Have you ever had a flat tire that required you to pull off to the side of a highway? When you got out of your vehicle, did you feel the wind gusts as other vehicles sped past you? Were you scared?
Road workers deal with the reality – and consequences – of speeding motorists on a regular basis. Forty percent of all work zone crashes involve speeding. There has been a 5 percent increase in the average annual rate of work zone crashes statewide from 2012-2016, increasing from 1,661 in 2012 to 2,075 in 2016.
Two pieces of legislation recently signed by Gov. Tom Wolf aim toward reversing that trend.
Act 86 – or the Automated Speed Enforcement in Work Zones legislation – allows PennDOT and the Pennsylvania Turnpike Commission to perform a five-year pilot program in which some construction and maintenance work zones will have cameras that will take photos of license plates of any vehicle exceeding the work zone speed limit by 11 mph or more when workers are present.

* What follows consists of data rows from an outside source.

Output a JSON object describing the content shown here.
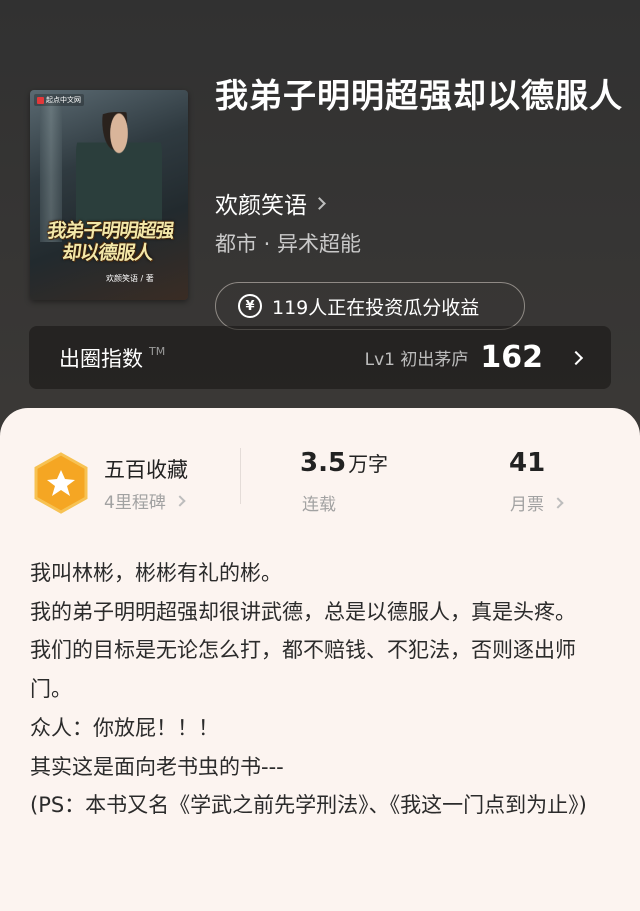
{
  "cover": {
    "publisher_tag": "起点中文网",
    "title_line1": "我弟子明明超强",
    "title_line2": "却以德服人",
    "author_mark": "欢颜笑语 / 著"
  },
  "book": {
    "title": "我弟子明明超强却以德服人",
    "author": "欢颜笑语",
    "genre": "都市 · 异术超能",
    "invest_text": "119人正在投资瓜分收益",
    "yen_symbol": "¥"
  },
  "influence": {
    "label": "出圈指数",
    "tm": "TM",
    "level": "Lv1 初出茅庐",
    "score": "162"
  },
  "stats": {
    "milestone_title": "五百收藏",
    "milestone_sub": "4里程碑",
    "words_value": "3.5",
    "words_unit": "万字",
    "status": "连载",
    "monthly_votes": "41",
    "monthly_label": "月票"
  },
  "intro": [
    "我叫林彬，彬彬有礼的彬。",
    "我的弟子明明超强却很讲武德，总是以德服人，真是头疼。",
    "我们的目标是无论怎么打，都不赔钱、不犯法，否则逐出师门。",
    "众人：你放屁！！！",
    "其实这是面向老书虫的书---",
    "(PS：本书又名《学武之前先学刑法》、《我这一门点到为止》)"
  ],
  "colors": {
    "header_bg": "#333232",
    "card_bg": "#fcf4f0",
    "badge_orange": "#f5a623"
  }
}
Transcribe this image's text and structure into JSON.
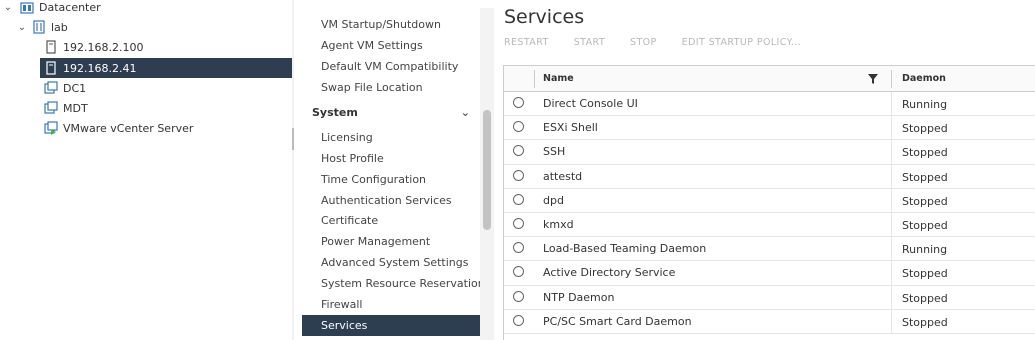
{
  "tree": {
    "items": [
      {
        "label": "Datacenter",
        "icon": "datacenter-icon",
        "expanded": true
      },
      {
        "label": "lab",
        "icon": "cluster-icon",
        "expanded": true
      },
      {
        "label": "192.168.2.100",
        "icon": "host-icon"
      },
      {
        "label": "192.168.2.41",
        "icon": "host-icon",
        "selected": true
      },
      {
        "label": "DC1",
        "icon": "vm-icon"
      },
      {
        "label": "MDT",
        "icon": "vm-icon"
      },
      {
        "label": "VMware vCenter Server",
        "icon": "vm-running-icon"
      }
    ]
  },
  "nav": {
    "items_top": [
      "VM Startup/Shutdown",
      "Agent VM Settings",
      "Default VM Compatibility",
      "Swap File Location"
    ],
    "section": "System",
    "items_system": [
      "Licensing",
      "Host Profile",
      "Time Configuration",
      "Authentication Services",
      "Certificate",
      "Power Management",
      "Advanced System Settings",
      "System Resource Reservation",
      "Firewall",
      "Services"
    ],
    "active": "Services"
  },
  "services": {
    "title": "Services",
    "toolbar": {
      "restart": "RESTART",
      "start": "START",
      "stop": "STOP",
      "edit_policy": "EDIT STARTUP POLICY..."
    },
    "columns": {
      "name": "Name",
      "daemon": "Daemon"
    },
    "rows": [
      {
        "name": "Direct Console UI",
        "daemon": "Running"
      },
      {
        "name": "ESXi Shell",
        "daemon": "Stopped"
      },
      {
        "name": "SSH",
        "daemon": "Stopped"
      },
      {
        "name": "attestd",
        "daemon": "Stopped"
      },
      {
        "name": "dpd",
        "daemon": "Stopped"
      },
      {
        "name": "kmxd",
        "daemon": "Stopped"
      },
      {
        "name": "Load-Based Teaming Daemon",
        "daemon": "Running"
      },
      {
        "name": "Active Directory Service",
        "daemon": "Stopped"
      },
      {
        "name": "NTP Daemon",
        "daemon": "Stopped"
      },
      {
        "name": "PC/SC Smart Card Daemon",
        "daemon": "Stopped"
      }
    ]
  },
  "colors": {
    "selected_bg": "#2c3e50",
    "accent_blue": "#3a79b8"
  }
}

If a violation is committed, a Pennsylvania State Police representative will review it and then a notice of violation will be issued to the registered vehicle owner. The first violation is a warning, the second violation results in a $75 fine and the third and subsequent violation means a $150 fine. Violations will not be subject to driving points or merit rating for insurance purposes. Special advanced signage advising motorists of the camera enforcement have to be erected at the affected work zones.

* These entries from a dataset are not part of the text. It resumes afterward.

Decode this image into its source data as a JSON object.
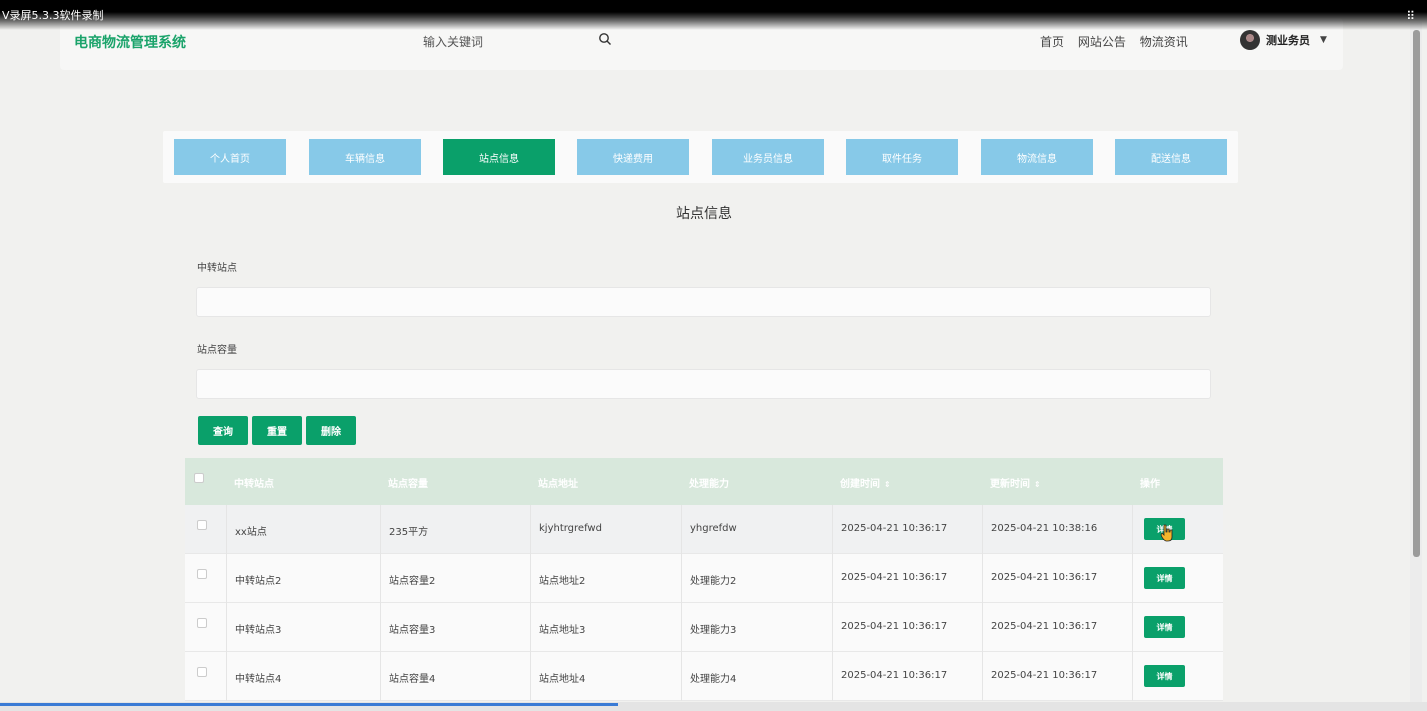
{
  "recorder": {
    "title": "V录屏5.3.3软件录制"
  },
  "header": {
    "logo": "电商物流管理系统",
    "search_placeholder": "输入关键词",
    "links": [
      "首页",
      "网站公告",
      "物流资讯"
    ],
    "user_name": "测业务员"
  },
  "tabs": [
    {
      "label": "个人首页"
    },
    {
      "label": "车辆信息"
    },
    {
      "label": "站点信息"
    },
    {
      "label": "快递费用"
    },
    {
      "label": "业务员信息"
    },
    {
      "label": "取件任务"
    },
    {
      "label": "物流信息"
    },
    {
      "label": "配送信息"
    }
  ],
  "active_tab": "站点信息",
  "page_title": "站点信息",
  "filters": {
    "transfer_station_label": "中转站点",
    "transfer_station_value": "",
    "capacity_label": "站点容量",
    "capacity_value": ""
  },
  "buttons": {
    "query": "查询",
    "reset": "重置",
    "delete": "删除"
  },
  "table": {
    "headers": [
      "中转站点",
      "站点容量",
      "站点地址",
      "处理能力",
      "创建时间",
      "更新时间",
      "操作"
    ],
    "rows": [
      {
        "station": "xx站点",
        "capacity": "235平方",
        "address": "kjyhtrgrefwd",
        "ability": "yhgrefdw",
        "created": "2025-04-21 10:36:17",
        "updated": "2025-04-21 10:38:16",
        "action": "详情"
      },
      {
        "station": "中转站点2",
        "capacity": "站点容量2",
        "address": "站点地址2",
        "ability": "处理能力2",
        "created": "2025-04-21 10:36:17",
        "updated": "2025-04-21 10:36:17",
        "action": "详情"
      },
      {
        "station": "中转站点3",
        "capacity": "站点容量3",
        "address": "站点地址3",
        "ability": "处理能力3",
        "created": "2025-04-21 10:36:17",
        "updated": "2025-04-21 10:36:17",
        "action": "详情"
      },
      {
        "station": "中转站点4",
        "capacity": "站点容量4",
        "address": "站点地址4",
        "ability": "处理能力4",
        "created": "2025-04-21 10:36:17",
        "updated": "2025-04-21 10:36:17",
        "action": "详情"
      }
    ]
  },
  "colors": {
    "primary": "#0aa06a",
    "tab": "#87c9e8",
    "table_header": "#d8e8dc",
    "logo": "#1aa36a"
  },
  "icons": {
    "search": "search-icon",
    "caret": "chevron-down-icon",
    "sort": "sort-icon"
  }
}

Act 117 allows for PennDOT and PTC to implement highly automated work zone vehicles in active work zones. Truck Mounted Attenuators are safety vehicles designed to protect workers and decrease damage to work zone equipment by absorbing the impact of any vehicle that encroaches in a work zone. They are required by policy and national standards to be in all mobile maintenance and constructions operations, such as pavement marking painting, crack/joint sealing, and pothole repairs.
In mobile operations, a PennDOT employee is required the be in the vehicle at all times. In 2017, 18 PennDOT-owned attenuators were impacted in work zones. And while the vehicles are engineered the minimize the impact on the operators, injuries can still occur, both physical and psychologically. By allowing for HAV work zone vehicles, PennDOT employees will be put out of harm's way when these incidents occur.
With 89 PennDOT employees having been killed in the line of duty since 1970, it's important to keep our work zones as safe as possible.
"I am thrilled that the Legislature and Governor have taken this step that aims to save the lives of our employees, motorists, and our partners in the contracting community," PennDOT Secretary Leslie S. Richards said in a recent press release. "We have seen some speeds in work zones that are simply unacceptable, and we are confident that this tool will drive down speeding violations."
Read more about
work zone safety – including
stories of some of our employees' close calls and our
workers' memorial page – at
Act 117 also allows for the platooning of automated buses, military vehicles, or motor carriers on limited access highways or Interstates. It also instructs PennDOT to establish a Highly Automated Vehicle Advisory Committee. Learn more about automated vehicles in Pennsylvania at